What you have to do – Reproduce every entry word for word.

Exercise inputs –
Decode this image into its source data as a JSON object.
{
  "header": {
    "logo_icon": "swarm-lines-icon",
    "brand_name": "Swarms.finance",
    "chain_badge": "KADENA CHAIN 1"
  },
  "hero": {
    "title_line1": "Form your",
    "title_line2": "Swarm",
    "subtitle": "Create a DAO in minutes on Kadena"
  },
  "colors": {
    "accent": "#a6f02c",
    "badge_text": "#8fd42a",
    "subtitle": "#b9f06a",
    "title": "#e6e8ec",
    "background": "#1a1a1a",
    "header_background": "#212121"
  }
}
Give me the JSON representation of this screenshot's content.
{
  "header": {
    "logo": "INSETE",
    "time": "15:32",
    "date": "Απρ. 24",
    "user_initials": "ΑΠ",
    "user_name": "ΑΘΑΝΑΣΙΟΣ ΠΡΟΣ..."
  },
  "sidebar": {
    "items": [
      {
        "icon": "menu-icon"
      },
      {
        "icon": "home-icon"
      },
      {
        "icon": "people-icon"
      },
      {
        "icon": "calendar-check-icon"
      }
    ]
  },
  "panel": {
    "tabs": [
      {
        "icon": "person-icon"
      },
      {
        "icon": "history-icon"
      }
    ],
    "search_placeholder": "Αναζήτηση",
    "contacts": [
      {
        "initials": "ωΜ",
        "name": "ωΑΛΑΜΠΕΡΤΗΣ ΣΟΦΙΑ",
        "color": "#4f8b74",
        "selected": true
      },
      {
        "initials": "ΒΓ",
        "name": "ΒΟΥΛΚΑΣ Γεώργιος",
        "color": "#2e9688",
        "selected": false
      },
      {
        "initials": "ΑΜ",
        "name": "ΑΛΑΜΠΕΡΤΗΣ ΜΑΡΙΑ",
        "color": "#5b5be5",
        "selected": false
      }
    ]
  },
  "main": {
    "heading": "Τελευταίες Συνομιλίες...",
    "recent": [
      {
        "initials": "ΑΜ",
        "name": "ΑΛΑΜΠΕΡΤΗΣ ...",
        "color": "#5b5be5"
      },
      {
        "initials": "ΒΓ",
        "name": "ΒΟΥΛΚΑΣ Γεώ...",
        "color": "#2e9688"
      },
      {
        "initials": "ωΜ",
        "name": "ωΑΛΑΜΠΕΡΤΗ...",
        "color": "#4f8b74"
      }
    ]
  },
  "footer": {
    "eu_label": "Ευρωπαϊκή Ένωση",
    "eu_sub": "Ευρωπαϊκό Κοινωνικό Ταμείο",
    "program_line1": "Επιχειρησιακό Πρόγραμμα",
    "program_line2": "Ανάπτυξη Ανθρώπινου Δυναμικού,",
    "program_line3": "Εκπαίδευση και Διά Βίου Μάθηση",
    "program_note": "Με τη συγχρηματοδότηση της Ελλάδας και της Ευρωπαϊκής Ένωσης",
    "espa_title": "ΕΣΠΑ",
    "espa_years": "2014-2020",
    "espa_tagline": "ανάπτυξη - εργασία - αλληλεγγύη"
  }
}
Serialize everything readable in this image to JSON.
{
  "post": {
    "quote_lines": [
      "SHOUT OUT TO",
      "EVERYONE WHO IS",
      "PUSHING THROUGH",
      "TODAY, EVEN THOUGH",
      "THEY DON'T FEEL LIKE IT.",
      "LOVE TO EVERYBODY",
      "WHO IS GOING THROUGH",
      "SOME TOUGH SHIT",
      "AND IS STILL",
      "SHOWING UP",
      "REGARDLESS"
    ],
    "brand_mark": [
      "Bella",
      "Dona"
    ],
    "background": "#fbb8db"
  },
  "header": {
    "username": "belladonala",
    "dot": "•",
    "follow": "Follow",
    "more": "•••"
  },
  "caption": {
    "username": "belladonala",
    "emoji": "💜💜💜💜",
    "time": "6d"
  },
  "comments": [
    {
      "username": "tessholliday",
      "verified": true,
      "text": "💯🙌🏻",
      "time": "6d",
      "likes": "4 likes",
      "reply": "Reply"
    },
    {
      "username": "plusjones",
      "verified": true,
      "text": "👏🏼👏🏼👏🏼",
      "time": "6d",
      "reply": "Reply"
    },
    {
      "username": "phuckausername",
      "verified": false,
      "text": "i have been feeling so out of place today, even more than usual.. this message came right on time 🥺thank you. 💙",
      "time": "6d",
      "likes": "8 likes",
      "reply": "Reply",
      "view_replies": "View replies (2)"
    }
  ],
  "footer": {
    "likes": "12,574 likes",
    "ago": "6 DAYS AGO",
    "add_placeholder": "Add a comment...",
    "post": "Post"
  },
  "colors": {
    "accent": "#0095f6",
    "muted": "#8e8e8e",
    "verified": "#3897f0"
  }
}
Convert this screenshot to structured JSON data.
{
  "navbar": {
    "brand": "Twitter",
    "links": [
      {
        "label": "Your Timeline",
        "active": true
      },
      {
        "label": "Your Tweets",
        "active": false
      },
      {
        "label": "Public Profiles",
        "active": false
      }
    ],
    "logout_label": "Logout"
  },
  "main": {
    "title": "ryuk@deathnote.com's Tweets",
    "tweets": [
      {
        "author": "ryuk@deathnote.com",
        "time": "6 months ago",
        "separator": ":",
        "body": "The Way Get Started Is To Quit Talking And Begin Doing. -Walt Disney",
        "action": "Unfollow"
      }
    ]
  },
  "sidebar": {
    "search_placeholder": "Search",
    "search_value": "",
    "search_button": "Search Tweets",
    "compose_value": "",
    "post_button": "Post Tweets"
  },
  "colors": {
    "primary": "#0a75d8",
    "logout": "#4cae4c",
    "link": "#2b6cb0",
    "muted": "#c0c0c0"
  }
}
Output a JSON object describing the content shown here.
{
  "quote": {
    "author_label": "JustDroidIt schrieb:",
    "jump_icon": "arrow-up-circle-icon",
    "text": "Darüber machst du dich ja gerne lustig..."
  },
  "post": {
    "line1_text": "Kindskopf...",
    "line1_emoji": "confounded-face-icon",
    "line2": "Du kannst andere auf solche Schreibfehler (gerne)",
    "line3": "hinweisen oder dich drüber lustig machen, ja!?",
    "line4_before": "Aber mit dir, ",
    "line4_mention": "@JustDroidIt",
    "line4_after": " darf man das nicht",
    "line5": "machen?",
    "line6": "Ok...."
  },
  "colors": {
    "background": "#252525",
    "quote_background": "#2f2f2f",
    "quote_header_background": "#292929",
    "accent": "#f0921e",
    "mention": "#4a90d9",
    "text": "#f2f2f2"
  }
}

Answer to this problem –
Decode this image into its source data as a JSON object.
{
  "header": {
    "logo_icon": "swarm-lines-icon",
    "brand_name": "Swarms.finance",
    "chain_badge": "KADENA CHAIN 1"
  },
  "hero": {
    "title_line1": "Form your",
    "title_line2": "Swarm",
    "subtitle": "Create a DAO in minutes on Kadena"
  },
  "colors": {
    "accent": "#a6f02c",
    "badge_text": "#8fd42a",
    "subtitle": "#b9f06a",
    "title": "#e6e8ec",
    "background": "#1a1a1a",
    "header_background": "#212121"
  }
}
Give me the JSON representation of this screenshot's content.
{
  "header": {
    "logo": "INSETE",
    "time": "15:32",
    "date": "Απρ. 24",
    "user_initials": "ΑΠ",
    "user_name": "ΑΘΑΝΑΣΙΟΣ ΠΡΟΣ..."
  },
  "sidebar": {
    "items": [
      {
        "icon": "menu-icon"
      },
      {
        "icon": "home-icon"
      },
      {
        "icon": "people-icon"
      },
      {
        "icon": "calendar-check-icon"
      }
    ]
  },
  "panel": {
    "tabs": [
      {
        "icon": "person-icon"
      },
      {
        "icon": "history-icon"
      }
    ],
    "search_placeholder": "Αναζήτηση",
    "contacts": [
      {
        "initials": "ωΜ",
        "name": "ωΑΛΑΜΠΕΡΤΗΣ ΣΟΦΙΑ",
        "color": "#4f8b74",
        "selected": true
      },
      {
        "initials": "ΒΓ",
        "name": "ΒΟΥΛΚΑΣ Γεώργιος",
        "color": "#2e9688",
        "selected": false
      },
      {
        "initials": "ΑΜ",
        "name": "ΑΛΑΜΠΕΡΤΗΣ ΜΑΡΙΑ",
        "color": "#5b5be5",
        "selected": false
      }
    ]
  },
  "main": {
    "heading": "Τελευταίες Συνομιλίες...",
    "recent": [
      {
        "initials": "ΑΜ",
        "name": "ΑΛΑΜΠΕΡΤΗΣ ...",
        "color": "#5b5be5"
      },
      {
        "initials": "ΒΓ",
        "name": "ΒΟΥΛΚΑΣ Γεώ...",
        "color": "#2e9688"
      },
      {
        "initials": "ωΜ",
        "name": "ωΑΛΑΜΠΕΡΤΗ...",
        "color": "#4f8b74"
      }
    ]
  },
  "footer": {
    "eu_label": "Ευρωπαϊκή Ένωση",
    "eu_sub": "Ευρωπαϊκό Κοινωνικό Ταμείο",
    "program_line1": "Επιχειρησιακό Πρόγραμμα",
    "program_line2": "Ανάπτυξη Ανθρώπινου Δυναμικού,",
    "program_line3": "Εκπαίδευση και Διά Βίου Μάθηση",
    "program_note": "Με τη συγχρηματοδότηση της Ελλάδας και της Ευρωπαϊκής Ένωσης",
    "espa_title": "ΕΣΠΑ",
    "espa_years": "2014-2020",
    "espa_tagline": "ανάπτυξη - εργασία - αλληλεγγύη"
  }
}
Serialize everything readable in this image to JSON.
{
  "post": {
    "quote_lines": [
      "SHOUT OUT TO",
      "EVERYONE WHO IS",
      "PUSHING THROUGH",
      "TODAY, EVEN THOUGH",
      "THEY DON'T FEEL LIKE IT.",
      "LOVE TO EVERYBODY",
      "WHO IS GOING THROUGH",
      "SOME TOUGH SHIT",
      "AND IS STILL",
      "SHOWING UP",
      "REGARDLESS"
    ],
    "brand_mark": [
      "Bella",
      "Dona"
    ],
    "background": "#fbb8db"
  },
  "header": {
    "username": "belladonala",
    "dot": "•",
    "follow": "Follow",
    "more": "•••"
  },
  "caption": {
    "username": "belladonala",
    "emoji": "💜💜💜💜",
    "time": "6d"
  },
  "comments": [
    {
      "username": "tessholliday",
      "verified": true,
      "text": "💯🙌🏻",
      "time": "6d",
      "likes": "4 likes",
      "reply": "Reply"
    },
    {
      "username": "plusjones",
      "verified": true,
      "text": "👏🏼👏🏼👏🏼",
      "time": "6d",
      "reply": "Reply"
    },
    {
      "username": "phuckausername",
      "verified": false,
      "text": "i have been feeling so out of place today, even more than usual.. this message came right on time 🥺thank you. 💙",
      "time": "6d",
      "likes": "8 likes",
      "reply": "Reply",
      "view_replies": "View replies (2)"
    }
  ],
  "footer": {
    "likes": "12,574 likes",
    "ago": "6 DAYS AGO",
    "add_placeholder": "Add a comment...",
    "post": "Post"
  },
  "colors": {
    "accent": "#0095f6",
    "muted": "#8e8e8e",
    "verified": "#3897f0"
  }
}
Convert this screenshot to structured JSON data.
{
  "navbar": {
    "brand": "Twitter",
    "links": [
      {
        "label": "Your Timeline",
        "active": true
      },
      {
        "label": "Your Tweets",
        "active": false
      },
      {
        "label": "Public Profiles",
        "active": false
      }
    ],
    "logout_label": "Logout"
  },
  "main": {
    "title": "ryuk@deathnote.com's Tweets",
    "tweets": [
      {
        "author": "ryuk@deathnote.com",
        "time": "6 months ago",
        "separator": ":",
        "body": "The Way Get Started Is To Quit Talking And Begin Doing. -Walt Disney",
        "action": "Unfollow"
      }
    ]
  },
  "sidebar": {
    "search_placeholder": "Search",
    "search_value": "",
    "search_button": "Search Tweets",
    "compose_value": "",
    "post_button": "Post Tweets"
  },
  "colors": {
    "primary": "#0a75d8",
    "logout": "#4cae4c",
    "link": "#2b6cb0",
    "muted": "#c0c0c0"
  }
}
Output a JSON object describing the content shown here.
{
  "quote": {
    "author_label": "JustDroidIt schrieb:",
    "jump_icon": "arrow-up-circle-icon",
    "text": "Darüber machst du dich ja gerne lustig..."
  },
  "post": {
    "line1_text": "Kindskopf...",
    "line1_emoji": "confounded-face-icon",
    "line2": "Du kannst andere auf solche Schreibfehler (gerne)",
    "line3": "hinweisen oder dich drüber lustig machen, ja!?",
    "line4_before": "Aber mit dir, ",
    "line4_mention": "@JustDroidIt",
    "line4_after": " darf man das nicht",
    "line5": "machen?",
    "line6": "Ok...."
  },
  "colors": {
    "background": "#252525",
    "quote_background": "#2f2f2f",
    "quote_header_background": "#292929",
    "accent": "#f0921e",
    "mention": "#4a90d9",
    "text": "#f2f2f2"
  }
}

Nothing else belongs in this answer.